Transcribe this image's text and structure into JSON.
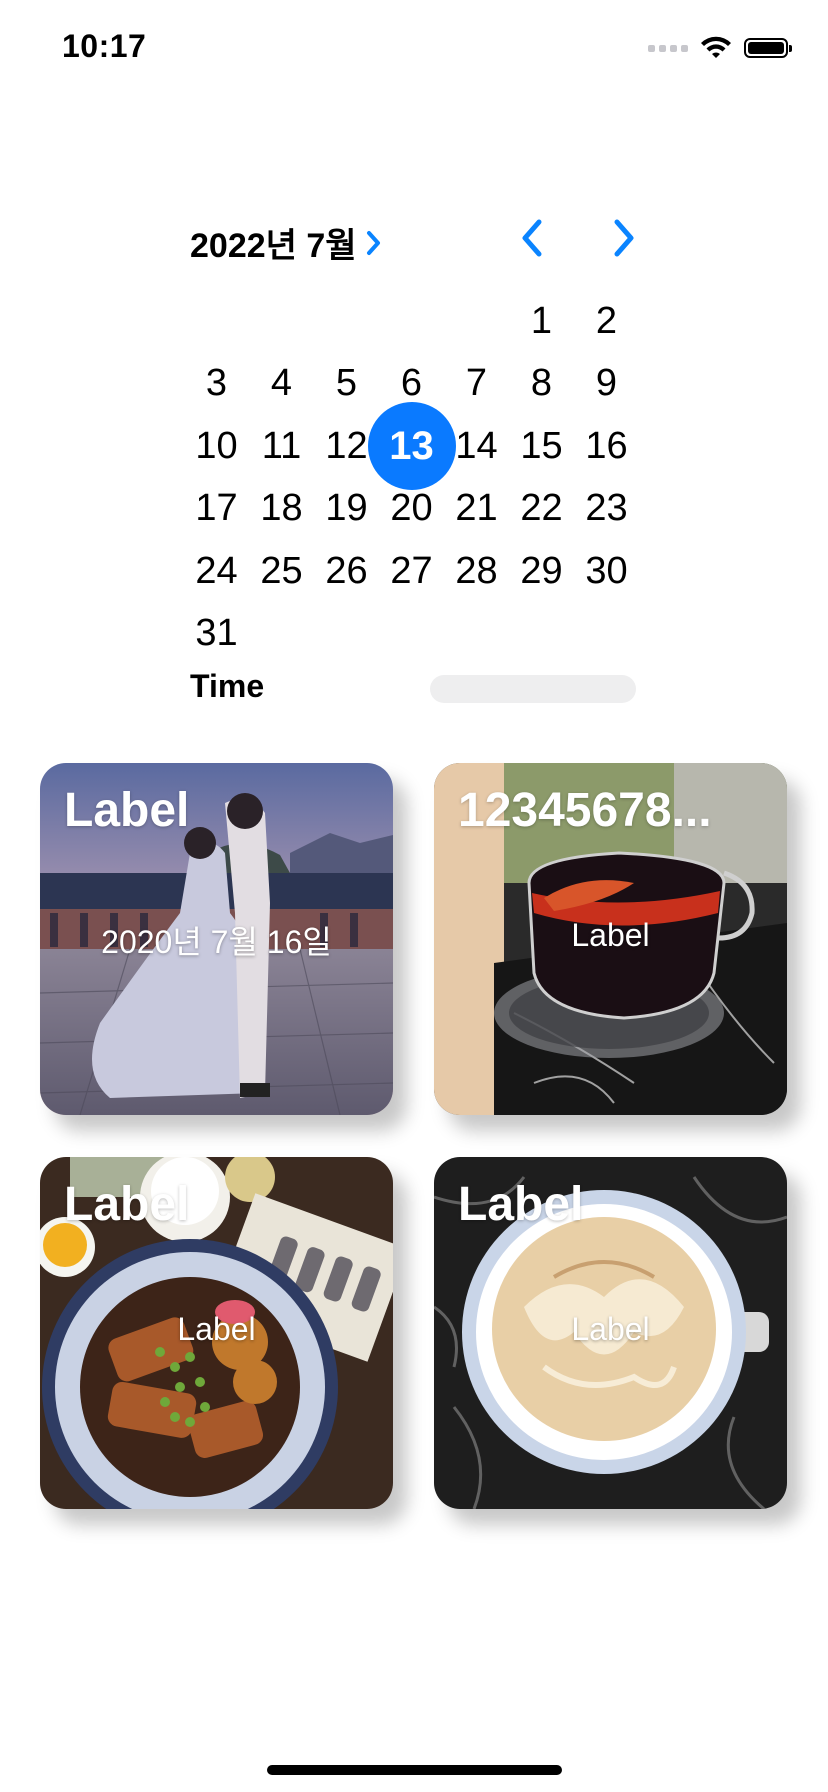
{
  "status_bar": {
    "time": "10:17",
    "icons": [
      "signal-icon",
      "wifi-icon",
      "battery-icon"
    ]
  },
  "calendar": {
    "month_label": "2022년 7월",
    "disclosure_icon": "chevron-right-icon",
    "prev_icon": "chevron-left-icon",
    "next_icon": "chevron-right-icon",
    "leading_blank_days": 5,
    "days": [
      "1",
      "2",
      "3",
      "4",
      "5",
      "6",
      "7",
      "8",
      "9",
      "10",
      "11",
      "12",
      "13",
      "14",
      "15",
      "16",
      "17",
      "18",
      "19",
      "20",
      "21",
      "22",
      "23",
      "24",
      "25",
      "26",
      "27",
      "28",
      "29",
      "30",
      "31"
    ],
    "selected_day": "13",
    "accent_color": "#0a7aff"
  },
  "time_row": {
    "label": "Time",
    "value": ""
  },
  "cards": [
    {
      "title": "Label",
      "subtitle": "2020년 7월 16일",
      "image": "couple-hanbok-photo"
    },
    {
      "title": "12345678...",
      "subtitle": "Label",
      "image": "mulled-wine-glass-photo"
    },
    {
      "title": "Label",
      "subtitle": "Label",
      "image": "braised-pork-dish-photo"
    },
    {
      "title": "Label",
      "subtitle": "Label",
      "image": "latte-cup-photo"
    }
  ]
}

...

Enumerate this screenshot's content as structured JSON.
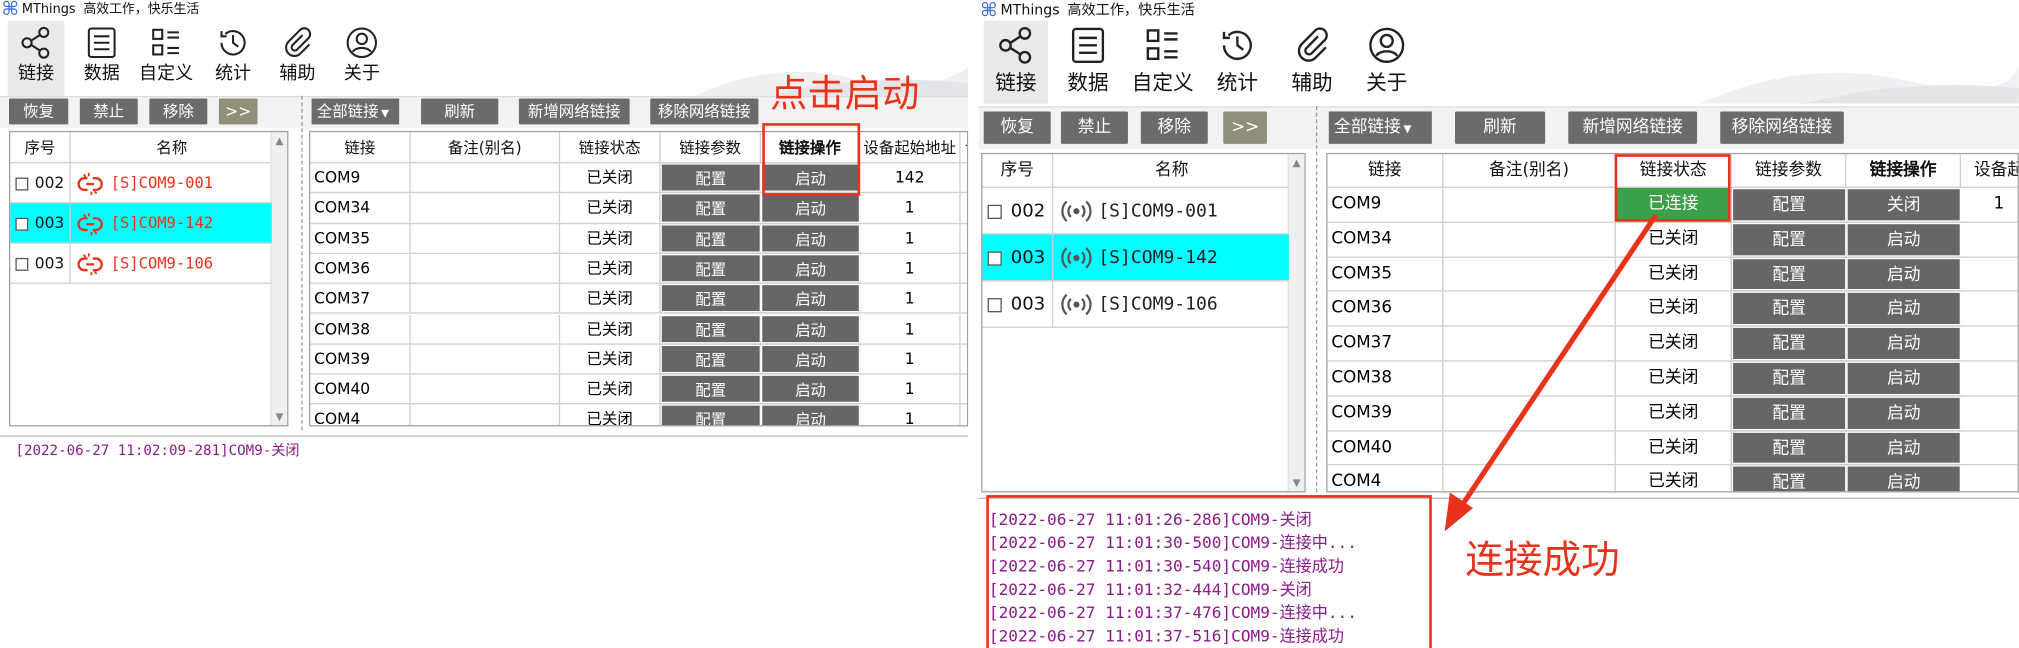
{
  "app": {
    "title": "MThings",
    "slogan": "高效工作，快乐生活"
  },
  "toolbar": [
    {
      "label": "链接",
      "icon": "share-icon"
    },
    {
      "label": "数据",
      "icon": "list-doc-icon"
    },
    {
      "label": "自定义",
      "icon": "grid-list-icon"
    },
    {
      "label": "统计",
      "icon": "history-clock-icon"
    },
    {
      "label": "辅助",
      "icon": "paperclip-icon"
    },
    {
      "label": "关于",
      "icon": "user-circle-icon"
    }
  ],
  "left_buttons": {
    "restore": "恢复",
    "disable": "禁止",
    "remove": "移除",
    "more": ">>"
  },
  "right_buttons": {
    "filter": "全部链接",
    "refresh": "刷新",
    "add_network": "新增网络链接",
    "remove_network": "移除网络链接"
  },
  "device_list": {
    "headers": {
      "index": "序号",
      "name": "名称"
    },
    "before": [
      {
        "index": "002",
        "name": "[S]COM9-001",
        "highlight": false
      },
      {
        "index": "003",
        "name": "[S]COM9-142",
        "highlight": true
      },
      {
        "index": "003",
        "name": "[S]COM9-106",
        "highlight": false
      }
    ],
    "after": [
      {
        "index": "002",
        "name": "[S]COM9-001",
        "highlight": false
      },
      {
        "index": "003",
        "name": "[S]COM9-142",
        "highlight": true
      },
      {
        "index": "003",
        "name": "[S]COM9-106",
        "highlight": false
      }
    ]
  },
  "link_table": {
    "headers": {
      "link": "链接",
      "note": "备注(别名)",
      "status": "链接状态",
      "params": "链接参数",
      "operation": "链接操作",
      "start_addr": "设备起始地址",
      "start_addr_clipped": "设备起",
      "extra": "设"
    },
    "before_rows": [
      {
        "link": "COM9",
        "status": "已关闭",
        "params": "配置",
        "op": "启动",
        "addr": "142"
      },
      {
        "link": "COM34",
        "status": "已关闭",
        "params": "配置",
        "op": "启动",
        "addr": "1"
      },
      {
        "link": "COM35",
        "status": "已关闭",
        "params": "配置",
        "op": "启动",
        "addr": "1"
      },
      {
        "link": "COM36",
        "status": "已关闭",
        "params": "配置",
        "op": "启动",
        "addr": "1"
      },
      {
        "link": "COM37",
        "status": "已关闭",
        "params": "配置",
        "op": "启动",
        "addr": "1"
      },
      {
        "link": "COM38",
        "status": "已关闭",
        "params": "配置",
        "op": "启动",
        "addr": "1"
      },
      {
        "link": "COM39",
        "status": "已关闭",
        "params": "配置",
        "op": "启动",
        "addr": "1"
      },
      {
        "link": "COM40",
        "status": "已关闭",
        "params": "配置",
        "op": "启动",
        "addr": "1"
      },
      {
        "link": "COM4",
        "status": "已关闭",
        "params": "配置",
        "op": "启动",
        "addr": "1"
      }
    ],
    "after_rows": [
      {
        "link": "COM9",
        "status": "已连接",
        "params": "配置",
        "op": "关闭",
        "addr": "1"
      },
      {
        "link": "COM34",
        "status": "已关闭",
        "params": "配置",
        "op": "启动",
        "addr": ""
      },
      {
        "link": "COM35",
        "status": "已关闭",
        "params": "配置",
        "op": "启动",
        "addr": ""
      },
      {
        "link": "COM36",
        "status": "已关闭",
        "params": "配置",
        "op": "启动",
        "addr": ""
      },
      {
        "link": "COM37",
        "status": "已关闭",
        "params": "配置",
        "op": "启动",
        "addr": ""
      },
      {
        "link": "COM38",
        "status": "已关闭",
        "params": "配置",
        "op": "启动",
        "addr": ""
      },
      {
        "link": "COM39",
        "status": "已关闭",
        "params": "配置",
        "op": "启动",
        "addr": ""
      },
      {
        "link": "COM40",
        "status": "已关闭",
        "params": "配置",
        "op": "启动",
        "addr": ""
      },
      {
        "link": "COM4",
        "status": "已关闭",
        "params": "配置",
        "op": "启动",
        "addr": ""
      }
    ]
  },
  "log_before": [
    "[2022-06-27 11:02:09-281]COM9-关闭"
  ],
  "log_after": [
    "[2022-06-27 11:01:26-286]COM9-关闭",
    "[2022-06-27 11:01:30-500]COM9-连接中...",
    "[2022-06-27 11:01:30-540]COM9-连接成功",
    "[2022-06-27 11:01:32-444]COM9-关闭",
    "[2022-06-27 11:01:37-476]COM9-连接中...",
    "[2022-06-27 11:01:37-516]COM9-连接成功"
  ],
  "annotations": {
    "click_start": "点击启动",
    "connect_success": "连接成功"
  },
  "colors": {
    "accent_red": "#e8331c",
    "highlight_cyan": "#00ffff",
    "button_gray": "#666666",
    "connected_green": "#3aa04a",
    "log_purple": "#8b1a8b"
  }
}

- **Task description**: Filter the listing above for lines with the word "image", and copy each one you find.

- **Response**:
Transcribe this image's text and structure into JSON.
      "image": "couple-hanbok-photo"
      "image": "mulled-wine-glass-photo"
      "image": "braised-pork-dish-photo"
      "image": "latte-cup-photo"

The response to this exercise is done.